“His desire to gain more knowledge and give back to his community led him to study engineering in the United States, a passion that still drives him as he is currently pursuing a Ph.D., at Vanderbilt University.” Avichal said. “As a civil engineer, he has brought his technical abilities to bear on a wide number of design projects for our region’s navigation and flood damage reduction missions.”
Nikabou is responsible for all structural engineering related tasks for Cordell Hull Dam in Carthage, Tennessee, and four dam projects located within the Cumberland River Basin in Kentucky. He conducts annual dam safety inspections and instrumentation evaluation as well as periodic inspections of navigation, dam and hydropower facilities.

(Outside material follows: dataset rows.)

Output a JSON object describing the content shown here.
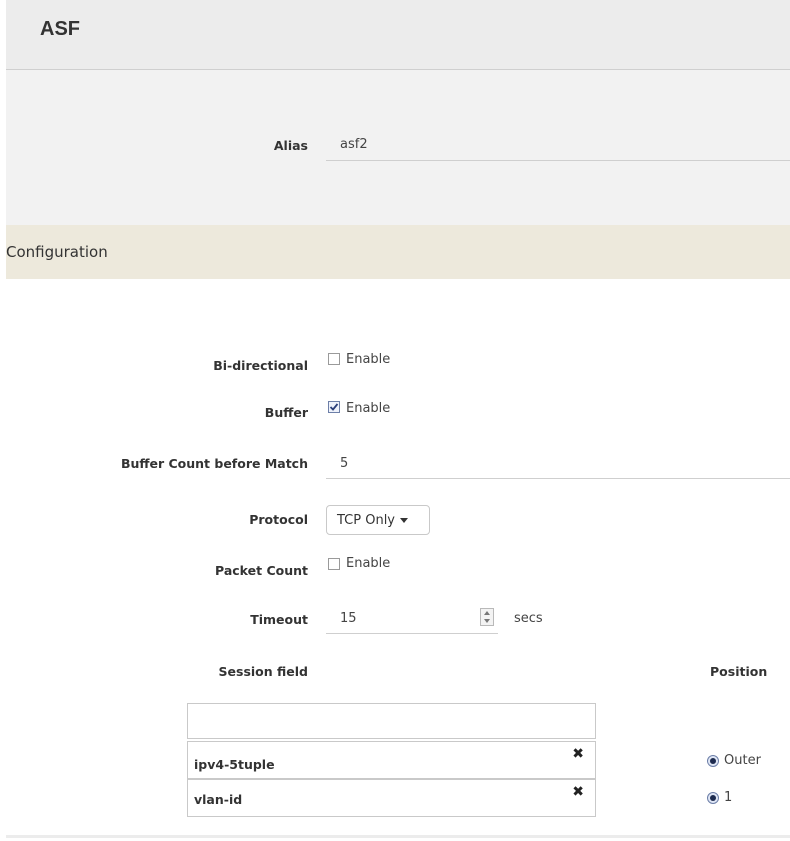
{
  "header": {
    "title": "ASF"
  },
  "alias": {
    "label": "Alias",
    "value": "asf2"
  },
  "config": {
    "title": "Configuration",
    "bidirectional": {
      "label": "Bi-directional",
      "checkbox_label": "Enable",
      "checked": false
    },
    "buffer": {
      "label": "Buffer",
      "checkbox_label": "Enable",
      "checked": true
    },
    "buffer_count": {
      "label": "Buffer Count before Match",
      "value": "5"
    },
    "protocol": {
      "label": "Protocol",
      "selected": "TCP Only"
    },
    "packet_count": {
      "label": "Packet Count",
      "checkbox_label": "Enable",
      "checked": false
    },
    "timeout": {
      "label": "Timeout",
      "value": "15",
      "unit": "secs"
    }
  },
  "session": {
    "field_header": "Session field",
    "position_header": "Position",
    "input_value": "",
    "rows": [
      {
        "field": "ipv4-5tuple",
        "position": "Outer"
      },
      {
        "field": "vlan-id",
        "position": "1"
      }
    ]
  }
}
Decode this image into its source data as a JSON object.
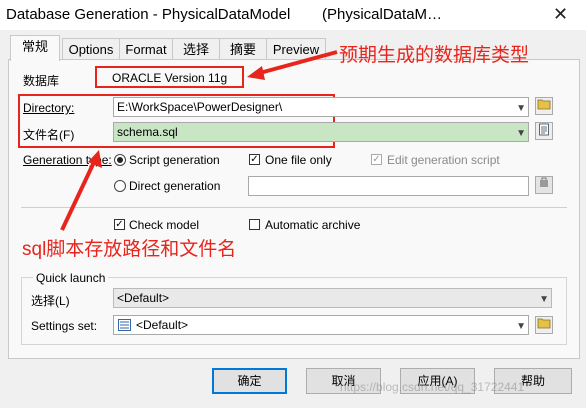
{
  "window": {
    "title": "Database Generation - PhysicalDataModel",
    "subtitle": "(PhysicalDataM…",
    "close_glyph": "✕"
  },
  "tabs": [
    "常规",
    "Options",
    "Format",
    "选择",
    "摘要",
    "Preview"
  ],
  "general": {
    "dbms_label": "数据库",
    "dbms_value": "ORACLE Version 11g",
    "directory_label": "Directory:",
    "directory_value": "E:\\WorkSpace\\PowerDesigner\\",
    "filename_label": "文件名(F)",
    "filename_value": "schema.sql",
    "generation_type_label": "Generation type:",
    "script_generation": "Script generation",
    "direct_generation": "Direct generation",
    "one_file_only": "One file only",
    "edit_generation_script": "Edit generation script",
    "check_model": "Check model",
    "automatic_archive": "Automatic archive"
  },
  "quick_launch": {
    "title": "Quick launch",
    "selection_label": "选择(L)",
    "selection_value": "<Default>",
    "settings_label": "Settings set:",
    "settings_value": "<Default>"
  },
  "buttons": {
    "ok": "确定",
    "cancel": "取消",
    "apply": "应用(A)",
    "help": "帮助"
  },
  "annotations": {
    "dbms_note": "预期生成的数据库类型",
    "path_note": "sql脚本存放路径和文件名"
  },
  "watermark": "https://blog.csdn.net/qq_31722441",
  "colors": {
    "annotation_red": "#e8251c",
    "filename_highlight": "#c8e6c4"
  }
}
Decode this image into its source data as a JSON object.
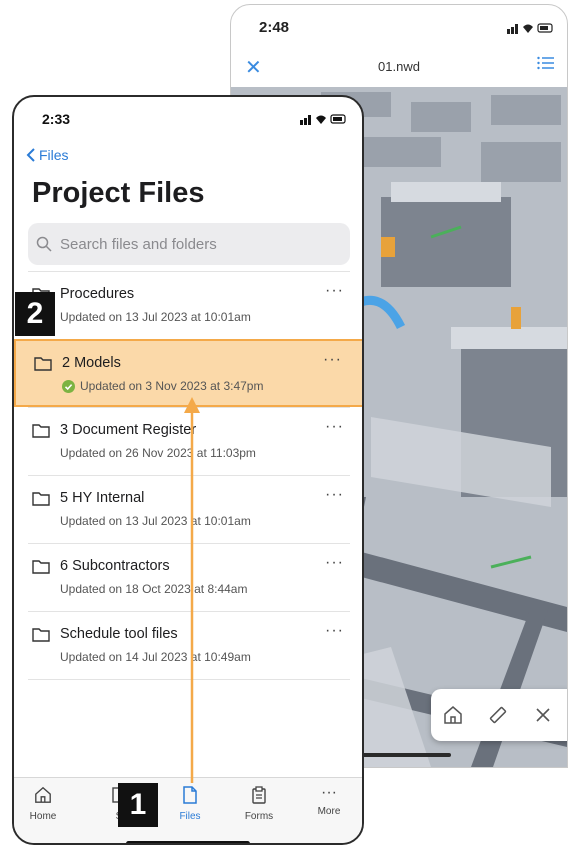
{
  "back_phone": {
    "time": "2:48",
    "file_name": "01.nwd",
    "close_icon": "close-icon",
    "list_icon": "list-icon",
    "toolbar": [
      "home-icon",
      "measure-icon",
      "close-icon"
    ]
  },
  "front_phone": {
    "time": "2:33",
    "back_label": "Files",
    "title": "Project Files",
    "search_placeholder": "Search files and folders",
    "folders": [
      {
        "name": "Procedures",
        "meta": "Updated on 13 Jul 2023 at 10:01am",
        "synced": false
      },
      {
        "name": "2 Models",
        "meta": "Updated on 3 Nov 2023 at 3:47pm",
        "synced": true
      },
      {
        "name": "3 Document Register",
        "meta": "Updated on 26 Nov 2023 at 11:03pm",
        "synced": false
      },
      {
        "name": "5 HY Internal",
        "meta": "Updated on 13 Jul 2023 at 10:01am",
        "synced": false
      },
      {
        "name": "6 Subcontractors",
        "meta": "Updated on 18 Oct 2023 at 8:44am",
        "synced": false
      },
      {
        "name": "Schedule tool files",
        "meta": "Updated on 14 Jul 2023 at 10:49am",
        "synced": false
      }
    ],
    "more_label": "···",
    "tabs": [
      {
        "label": "Home",
        "icon": "home-icon"
      },
      {
        "label": "S",
        "icon": "sheets-icon"
      },
      {
        "label": "Files",
        "icon": "file-icon"
      },
      {
        "label": "Forms",
        "icon": "forms-icon"
      },
      {
        "label": "More",
        "icon": "more-icon"
      }
    ],
    "tab_more_glyph": "···"
  },
  "annotations": {
    "step1": "1",
    "step2": "2"
  },
  "colors": {
    "accent": "#2a7bd6",
    "highlight_fill": "#fbd9a9",
    "highlight_border": "#f4a949",
    "synced": "#7cb342"
  }
}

He is also serving as a design engineer for the new Soo Lock project located in Sault Sainte Marie, Michigan, which is managed by the USACE Detroit District. The project is a multi-district design effort for a new 110-foot by 1,200-foot lock to replace the existing Sabin and Davis locks at Soo Locks on the Great Lakes. The Soo Locks enable ships to travel between Lake Superior and the lower Great Lakes.
Maj. Gen. Robert F. Whittle Jr., U.S. Army Corps of Engineers Great Lakes and Ohio River Division commanding general, endorsed Nikabou’s nomination as a “Modern-Day Technology Leader” because of his pivotal role in designing and inspecting key features of the nation’s infrastructure. In his endorsement, Whittle said the public is often unaware of the STEM careers that exist in the Corps’ workforce, and that African Americans are contributing to mission success in some very critical career fields.
“Mr. Nikabou serves as a key role model, exemplifying excellence in the Nashville District’s Structural Section,” the general noted. “A very conscientious and extremely competent individual, he is passionate about bettering himself so that he can be of service to the community.”
Rob Baulsir, Nashville District Civil Design Branch chief, supervises Nikabou and describes him as one of the most driven, hardworking employees he’s ever had the pleasure of working with.
“Whether he is designing navigation and flood risk reduction projects or performing dam and bridge safety inspections, Gbandi is a consummate professional that collaborates well with his peers and is always willing to support the team,” Baulsir said.
Nikabou said he is honored the district nominated him and that BEYA ultimately recognized his work as a structural engineer.
“I have to say it is a great honor to be recognized at this level and it means a
lot. To me, this award is an encouragement and a motivation to keep up the good work and reach for higher accomplishments. It also means all my efforts and the hardship I went through were not vain,” Nikabou said.
The Modern-Day Technology Leader Award recognizes bright people who are shaping the future of engineering, science, and technology. It is a part of the BEYA STEM Outstanding Achievement Award Category. The OAAs are granted to individuals in the workforce. Nomination applications are reviewed and recommended for an award by a panel of leaders from industry, government, and academia.
The public can obtain news, updates and information from the U.S. Army Corps of Engineers Nashville District on the district’s website at www.lrn.usace.army.mil, on Facebook at http://www.facebook.com/nashvillecorps and on Twitter at http://www.twitter.com/nashvillecorps. For more information on the Black Engineer of the Year Awards, go to http://www.beya.org.